- **Exercise aim**
If a line holds an image, leave the image out; write out everything else in the records exactly.

- **Data records**
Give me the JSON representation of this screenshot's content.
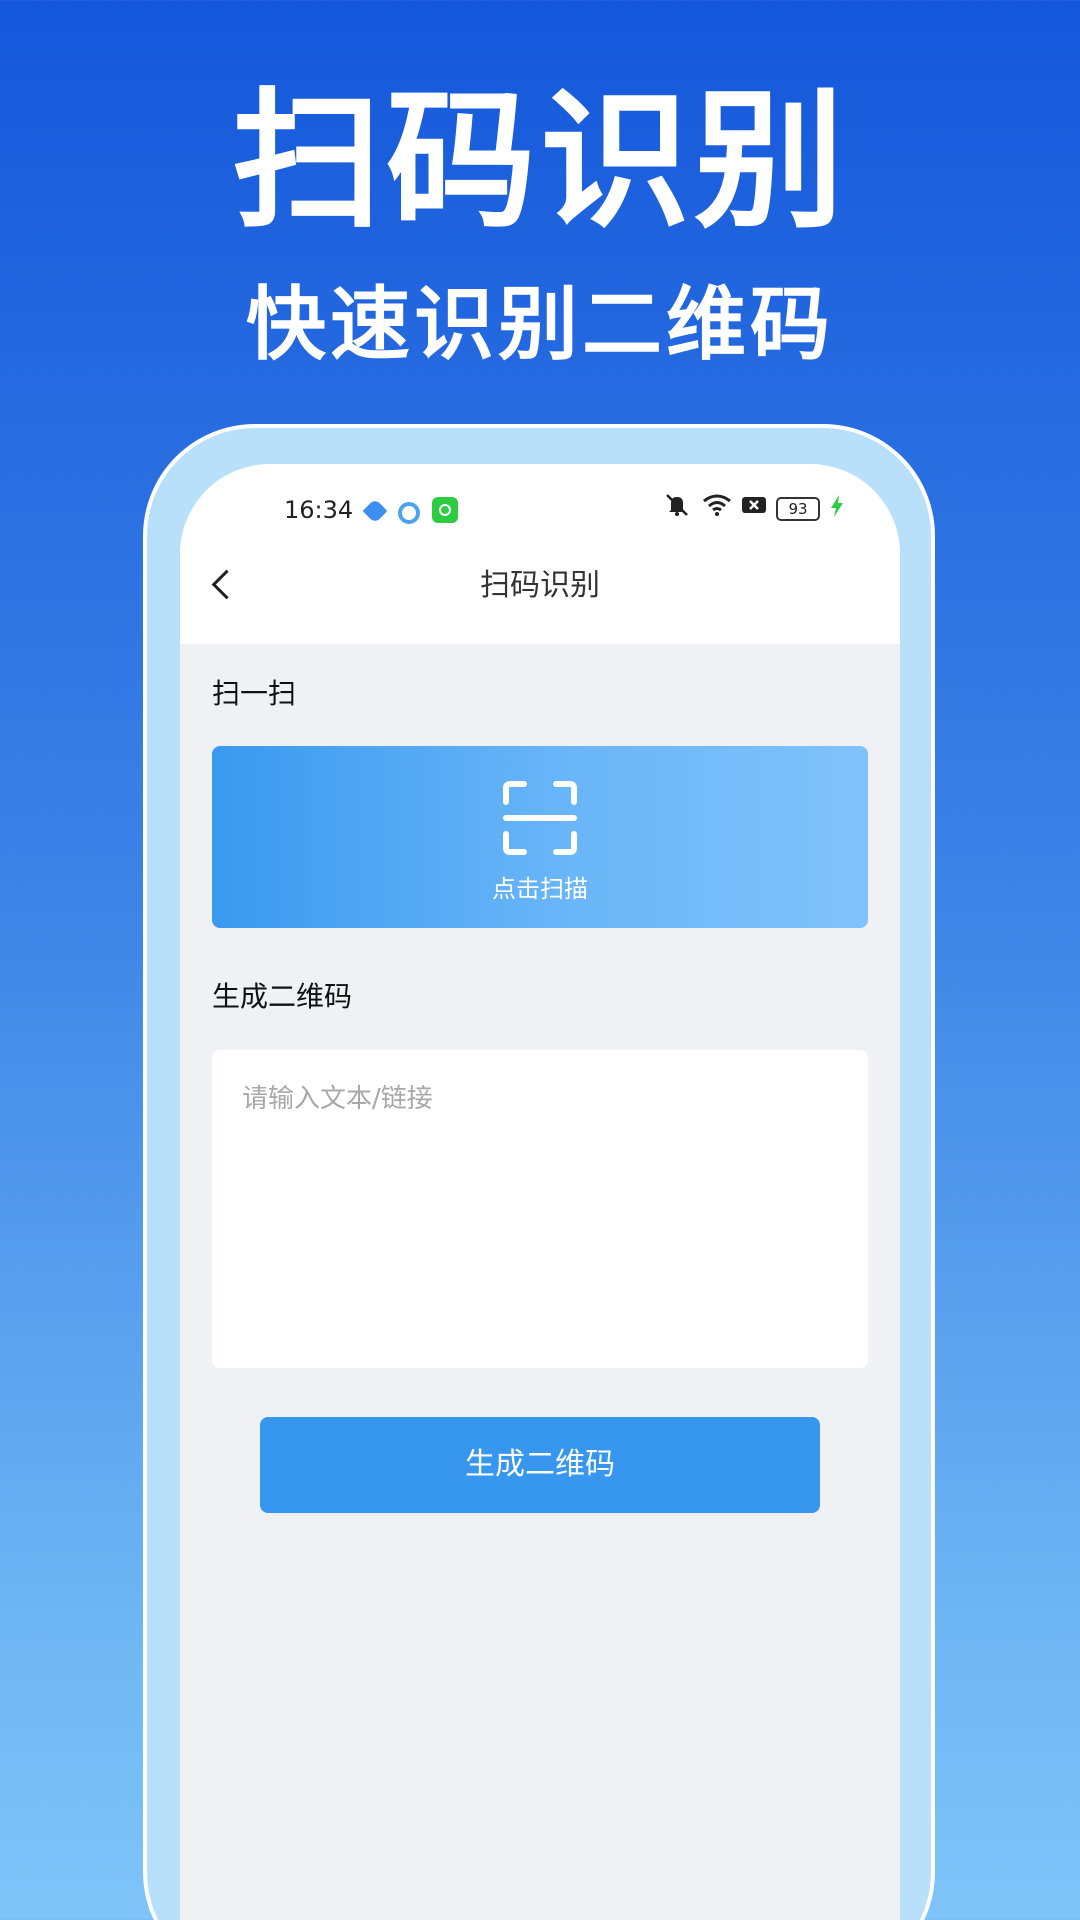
{
  "promo": {
    "title": "扫码识别",
    "subtitle": "快速识别二维码"
  },
  "status_bar": {
    "time": "16:34",
    "battery": "93",
    "icons": [
      "app-icon-1",
      "app-icon-2",
      "app-icon-3",
      "mute-icon",
      "wifi-icon",
      "signal-off-icon",
      "battery-icon",
      "charging-icon"
    ]
  },
  "nav": {
    "title": "扫码识别",
    "back_icon": "chevron-left-icon"
  },
  "scan_section": {
    "label": "扫一扫",
    "button_caption": "点击扫描",
    "icon": "scan-frame-icon"
  },
  "generate_section": {
    "label": "生成二维码",
    "input_placeholder": "请输入文本/链接",
    "input_value": "",
    "button_label": "生成二维码"
  },
  "colors": {
    "accent": "#3797ef",
    "scan_gradient_start": "#3a99f0",
    "scan_gradient_end": "#80c2fb",
    "screen_bg": "#eff1f5"
  }
}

- **Written response**
Give me the JSON representation of this screenshot's content.
{
  "promo": {
    "title": "扫码识别",
    "subtitle": "快速识别二维码"
  },
  "status_bar": {
    "time": "16:34",
    "battery": "93",
    "icons": [
      "app-icon-1",
      "app-icon-2",
      "app-icon-3",
      "mute-icon",
      "wifi-icon",
      "signal-off-icon",
      "battery-icon",
      "charging-icon"
    ]
  },
  "nav": {
    "title": "扫码识别",
    "back_icon": "chevron-left-icon"
  },
  "scan_section": {
    "label": "扫一扫",
    "button_caption": "点击扫描",
    "icon": "scan-frame-icon"
  },
  "generate_section": {
    "label": "生成二维码",
    "input_placeholder": "请输入文本/链接",
    "input_value": "",
    "button_label": "生成二维码"
  },
  "colors": {
    "accent": "#3797ef",
    "scan_gradient_start": "#3a99f0",
    "scan_gradient_end": "#80c2fb",
    "screen_bg": "#eff1f5"
  }
}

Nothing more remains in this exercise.